THE DATA —
+++++

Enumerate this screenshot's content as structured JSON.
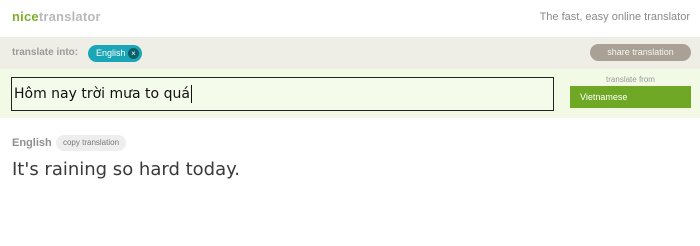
{
  "header": {
    "logo_part1": "nice",
    "logo_part2": "translator",
    "tagline": "The fast, easy online translator"
  },
  "target_bar": {
    "label": "translate into:",
    "selected_language": "English",
    "chip_close_glyph": "×",
    "share_label": "share translation"
  },
  "source": {
    "text": "Hôm nay trời mưa to quá",
    "from_label": "translate from",
    "from_language": "Vietnamese"
  },
  "result": {
    "language": "English",
    "copy_label": "copy translation",
    "text": "It's raining so hard today."
  },
  "colors": {
    "brand_green": "#7fae2f",
    "chip_teal": "#1aa6b7",
    "from_green": "#6ea824",
    "share_gray": "#a9a096"
  },
  "icons": {
    "chip_close": "close-icon"
  }
}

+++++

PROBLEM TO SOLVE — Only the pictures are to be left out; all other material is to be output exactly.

RESULT —
Enumerate this screenshot's content as structured JSON.
{
  "header": {
    "logo_part1": "nice",
    "logo_part2": "translator",
    "tagline": "The fast, easy online translator"
  },
  "target_bar": {
    "label": "translate into:",
    "selected_language": "English",
    "chip_close_glyph": "×",
    "share_label": "share translation"
  },
  "source": {
    "text": "Hôm nay trời mưa to quá",
    "from_label": "translate from",
    "from_language": "Vietnamese"
  },
  "result": {
    "language": "English",
    "copy_label": "copy translation",
    "text": "It's raining so hard today."
  },
  "colors": {
    "brand_green": "#7fae2f",
    "chip_teal": "#1aa6b7",
    "from_green": "#6ea824",
    "share_gray": "#a9a096"
  },
  "icons": {
    "chip_close": "close-icon"
  }
}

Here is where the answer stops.